-- INPUT RECORDS follows --

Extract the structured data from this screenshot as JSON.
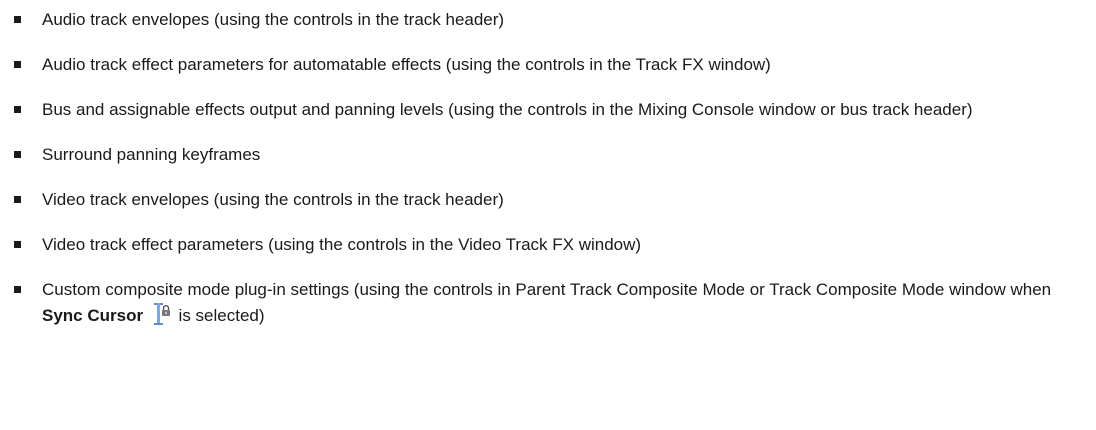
{
  "items": [
    {
      "text": "Audio track envelopes (using the controls in the track header)"
    },
    {
      "text": "Audio track effect parameters for automatable effects (using the controls in the Track FX window)"
    },
    {
      "text": "Bus and assignable effects output and panning levels (using the controls in the Mixing Console window or bus track header)"
    },
    {
      "text": "Surround panning keyframes"
    },
    {
      "text": "Video track envelopes (using the controls in the track header)"
    },
    {
      "text": "Video track effect parameters (using the controls in the Video Track FX window)"
    },
    {
      "text_before": "Custom composite mode plug-in settings (using the controls in Parent Track Composite Mode or Track Composite Mode window when ",
      "bold": "Sync Cursor",
      "icon": "sync-cursor-icon",
      "text_after": " is selected)"
    }
  ]
}
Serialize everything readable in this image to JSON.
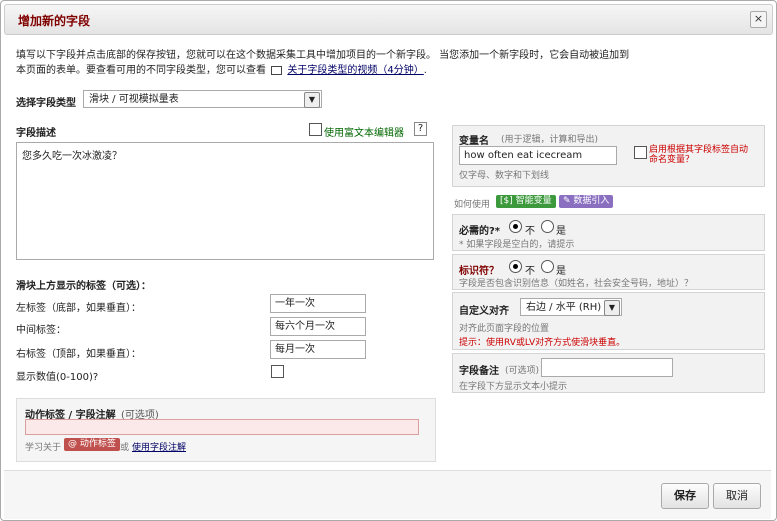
{
  "dialog": {
    "title": "增加新的字段",
    "close": "×"
  },
  "intro": {
    "line1": "填写以下字段并点击底部的保存按钮，您就可以在这个数据采集工具中增加项目的一个新字段。 当您添加一个新字段时，它会自动被追加到",
    "line2": "本页面的表单。要查看可用的不同字段类型，您可以查看",
    "link": "关于字段类型的视频（4分钟）",
    "period": "."
  },
  "field_type": {
    "label": "选择字段类型",
    "value": "滑块 / 可视模拟量表"
  },
  "description": {
    "label": "字段描述",
    "rich_text": "使用富文本编辑器",
    "help": "?",
    "value": "您多久吃一次冰激凌？"
  },
  "slider": {
    "heading": "滑块上方显示的标签（可选）：",
    "left_label": "左标签（底部，如果垂直）：",
    "left_value": "一年一次",
    "middle_label": "中间标签：",
    "middle_value": "每六个月一次",
    "right_label": "右标签（顶部，如果垂直）：",
    "right_value": "每月一次",
    "show_number": "显示数值(0-100)?"
  },
  "action_tags": {
    "label": "动作标签 / 字段注解",
    "optional": "(可选项)",
    "learn": "学习关于",
    "tag_button": "@ 动作标签",
    "or": "或",
    "link": "使用字段注解"
  },
  "variable": {
    "label": "变量名",
    "note": "(用于逻辑，计算和导出)",
    "value": "how often eat icecream",
    "hint": "仅字母、数字和下划线",
    "auto_label": "启用根据其字段标签自动命名变量？"
  },
  "how_to_use": {
    "label": "如何使用",
    "smart": "[$] 智能变量",
    "piping": "✎ 数据引入"
  },
  "required": {
    "label": "必需的?*",
    "no": "不",
    "yes": "是",
    "hint": "* 如果字段是空白的，请提示"
  },
  "identifier": {
    "label": "标识符？",
    "no": "不",
    "yes": "是",
    "hint": "字段是否包含识别信息（如姓名，社会安全号码，地址）？"
  },
  "align": {
    "label": "自定义对齐",
    "value": "右边 / 水平 (RH)",
    "hint": "对齐此页面字段的位置",
    "tip": "提示：使用RV或LV对齐方式使滑块垂直。"
  },
  "note": {
    "label": "字段备注",
    "optional": "(可选项)",
    "hint": "在字段下方显示文本小提示"
  },
  "footer": {
    "save": "保存",
    "cancel": "取消"
  },
  "colors": {
    "title": "#800000",
    "smart_badge": "#3c9a3c",
    "piping_badge": "#8a6fc0",
    "tag_button": "#c0504d"
  }
}
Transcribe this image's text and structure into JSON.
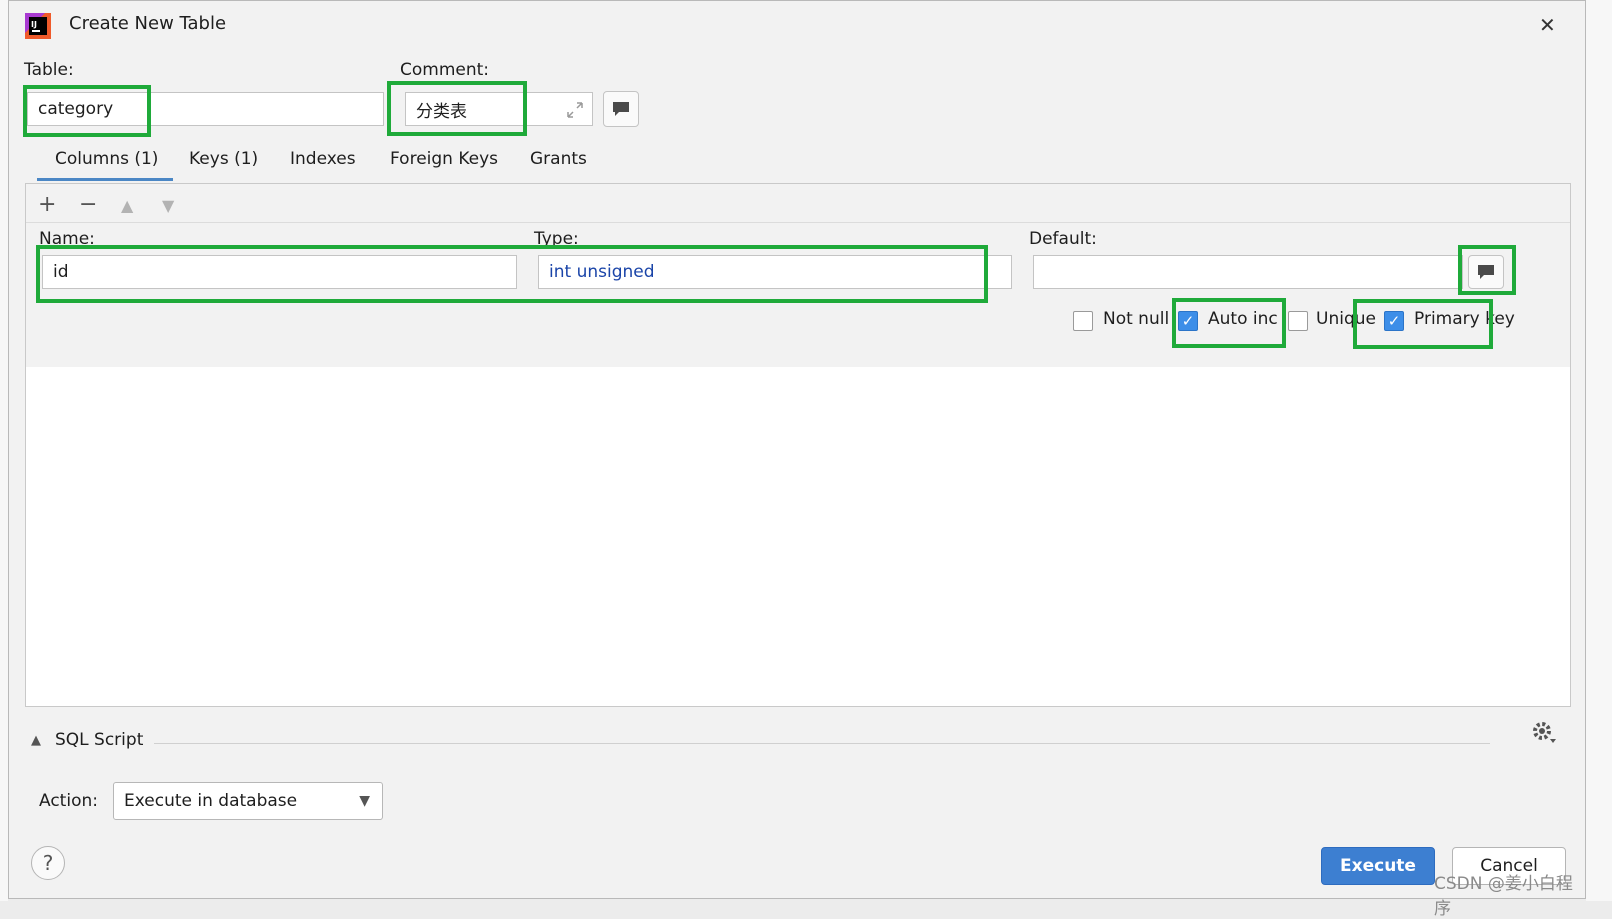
{
  "window": {
    "title": "Create New Table",
    "close_glyph": "✕",
    "logo_icon": "jetbrains-logo"
  },
  "table": {
    "label": "Table:",
    "value": "category"
  },
  "comment": {
    "label": "Comment:",
    "value": "分类表",
    "expand_icon": "expand-icon",
    "edit_icon": "comment-icon"
  },
  "tabs": [
    {
      "label": "Columns (1)",
      "active": true
    },
    {
      "label": "Keys (1)",
      "active": false
    },
    {
      "label": "Indexes",
      "active": false
    },
    {
      "label": "Foreign Keys",
      "active": false
    },
    {
      "label": "Grants",
      "active": false
    }
  ],
  "toolbar": {
    "add": "+",
    "remove": "−",
    "up": "▲",
    "down": "▼"
  },
  "column": {
    "name_label": "Name:",
    "name_value": "id",
    "type_label": "Type:",
    "type_value": "int unsigned",
    "default_label": "Default:",
    "default_value": ""
  },
  "options": [
    {
      "label": "Not null",
      "checked": false
    },
    {
      "label": "Auto inc",
      "checked": true
    },
    {
      "label": "Unique",
      "checked": false
    },
    {
      "label": "Primary key",
      "checked": true
    }
  ],
  "sql": {
    "label": "SQL Script",
    "toggle_glyph": "▲"
  },
  "action": {
    "label": "Action:",
    "value": "Execute in database"
  },
  "buttons": {
    "help": "?",
    "execute": "Execute",
    "cancel": "Cancel"
  },
  "watermark": "CSDN @姜小白程序",
  "colors": {
    "highlight": "#1faa3a",
    "accent": "#3d7fd1",
    "type_text": "#1a44a8"
  }
}
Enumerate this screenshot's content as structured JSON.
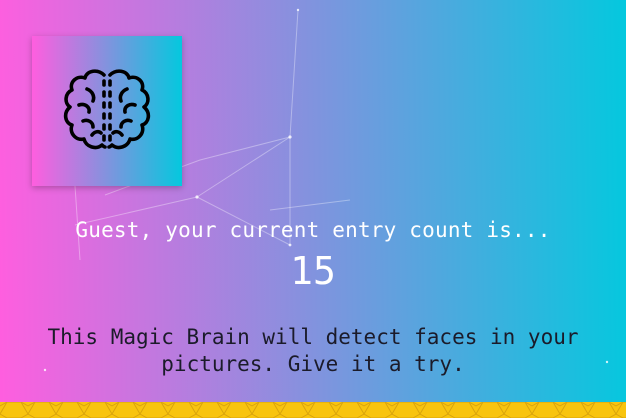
{
  "app": {
    "logo_icon": "brain-icon"
  },
  "rank": {
    "message": "Guest, your current entry count is...",
    "count": "15"
  },
  "description": {
    "line1": "This Magic Brain will detect faces in your",
    "line2": "pictures. Give it a try."
  },
  "colors": {
    "gradient_start": "#ff5edf",
    "gradient_end": "#04c8de",
    "bottom_strip": "#f8c40f"
  }
}
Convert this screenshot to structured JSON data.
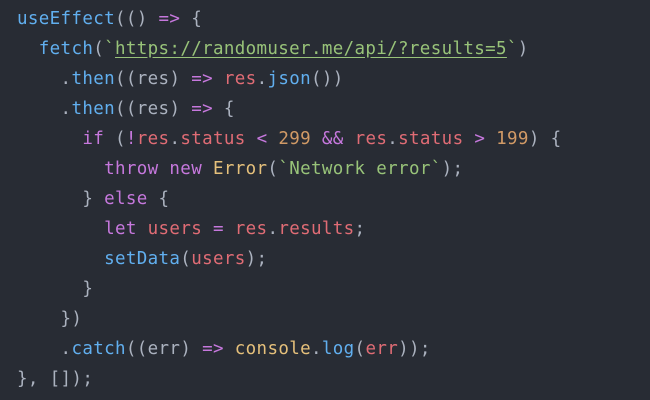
{
  "editor": {
    "theme": {
      "background": "#282c34",
      "default": "#abb2bf",
      "function": "#61afef",
      "keyword": "#c678dd",
      "variable": "#e06c75",
      "string": "#98c379",
      "number": "#d19a66",
      "class": "#e5c07b"
    },
    "lines": [
      {
        "indent": "",
        "tokens": [
          [
            "fn",
            "useEffect"
          ],
          [
            "punc",
            "(() "
          ],
          [
            "op",
            "=>"
          ],
          [
            "punc",
            " {"
          ]
        ]
      },
      {
        "indent": "  ",
        "tokens": [
          [
            "fn",
            "fetch"
          ],
          [
            "punc",
            "("
          ],
          [
            "str",
            "`"
          ],
          [
            "url",
            "https://randomuser.me/api/?results=5"
          ],
          [
            "str",
            "`"
          ],
          [
            "punc",
            ")"
          ]
        ]
      },
      {
        "indent": "    ",
        "tokens": [
          [
            "punc",
            "."
          ],
          [
            "fn",
            "then"
          ],
          [
            "punc",
            "(("
          ],
          [
            "punc",
            "res"
          ],
          [
            "punc",
            ") "
          ],
          [
            "op",
            "=>"
          ],
          [
            "punc",
            " "
          ],
          [
            "var",
            "res"
          ],
          [
            "punc",
            "."
          ],
          [
            "fn",
            "json"
          ],
          [
            "punc",
            "())"
          ]
        ]
      },
      {
        "indent": "    ",
        "tokens": [
          [
            "punc",
            "."
          ],
          [
            "fn",
            "then"
          ],
          [
            "punc",
            "(("
          ],
          [
            "punc",
            "res"
          ],
          [
            "punc",
            ") "
          ],
          [
            "op",
            "=>"
          ],
          [
            "punc",
            " {"
          ]
        ]
      },
      {
        "indent": "      ",
        "tokens": [
          [
            "kw",
            "if"
          ],
          [
            "punc",
            " ("
          ],
          [
            "op",
            "!"
          ],
          [
            "var",
            "res"
          ],
          [
            "punc",
            "."
          ],
          [
            "var",
            "status"
          ],
          [
            "punc",
            " "
          ],
          [
            "op",
            "<"
          ],
          [
            "punc",
            " "
          ],
          [
            "num",
            "299"
          ],
          [
            "punc",
            " "
          ],
          [
            "op",
            "&&"
          ],
          [
            "punc",
            " "
          ],
          [
            "var",
            "res"
          ],
          [
            "punc",
            "."
          ],
          [
            "var",
            "status"
          ],
          [
            "punc",
            " "
          ],
          [
            "op",
            ">"
          ],
          [
            "punc",
            " "
          ],
          [
            "num",
            "199"
          ],
          [
            "punc",
            ") {"
          ]
        ]
      },
      {
        "indent": "        ",
        "tokens": [
          [
            "kw",
            "throw"
          ],
          [
            "punc",
            " "
          ],
          [
            "kw",
            "new"
          ],
          [
            "punc",
            " "
          ],
          [
            "cls",
            "Error"
          ],
          [
            "punc",
            "("
          ],
          [
            "str",
            "`Network error`"
          ],
          [
            "punc",
            ");"
          ]
        ]
      },
      {
        "indent": "      ",
        "tokens": [
          [
            "punc",
            "} "
          ],
          [
            "kw",
            "else"
          ],
          [
            "punc",
            " {"
          ]
        ]
      },
      {
        "indent": "        ",
        "tokens": [
          [
            "kw",
            "let"
          ],
          [
            "punc",
            " "
          ],
          [
            "var",
            "users"
          ],
          [
            "punc",
            " "
          ],
          [
            "op",
            "="
          ],
          [
            "punc",
            " "
          ],
          [
            "var",
            "res"
          ],
          [
            "punc",
            "."
          ],
          [
            "var",
            "results"
          ],
          [
            "punc",
            ";"
          ]
        ]
      },
      {
        "indent": "        ",
        "tokens": [
          [
            "fn",
            "setData"
          ],
          [
            "punc",
            "("
          ],
          [
            "var",
            "users"
          ],
          [
            "punc",
            ");"
          ]
        ]
      },
      {
        "indent": "      ",
        "tokens": [
          [
            "punc",
            "}"
          ]
        ]
      },
      {
        "indent": "    ",
        "tokens": [
          [
            "punc",
            "})"
          ]
        ]
      },
      {
        "indent": "    ",
        "tokens": [
          [
            "punc",
            "."
          ],
          [
            "fn",
            "catch"
          ],
          [
            "punc",
            "(("
          ],
          [
            "punc",
            "err"
          ],
          [
            "punc",
            ") "
          ],
          [
            "op",
            "=>"
          ],
          [
            "punc",
            " "
          ],
          [
            "cls",
            "console"
          ],
          [
            "punc",
            "."
          ],
          [
            "fn",
            "log"
          ],
          [
            "punc",
            "("
          ],
          [
            "var",
            "err"
          ],
          [
            "punc",
            "));"
          ]
        ]
      },
      {
        "indent": "",
        "tokens": [
          [
            "punc",
            "}, []);"
          ]
        ]
      }
    ]
  }
}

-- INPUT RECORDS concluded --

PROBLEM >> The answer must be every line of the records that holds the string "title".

REPLY TO THE TASK >>
    "title": "增加新的字段",
    "title": "#800000",
    "title": "Create New Table",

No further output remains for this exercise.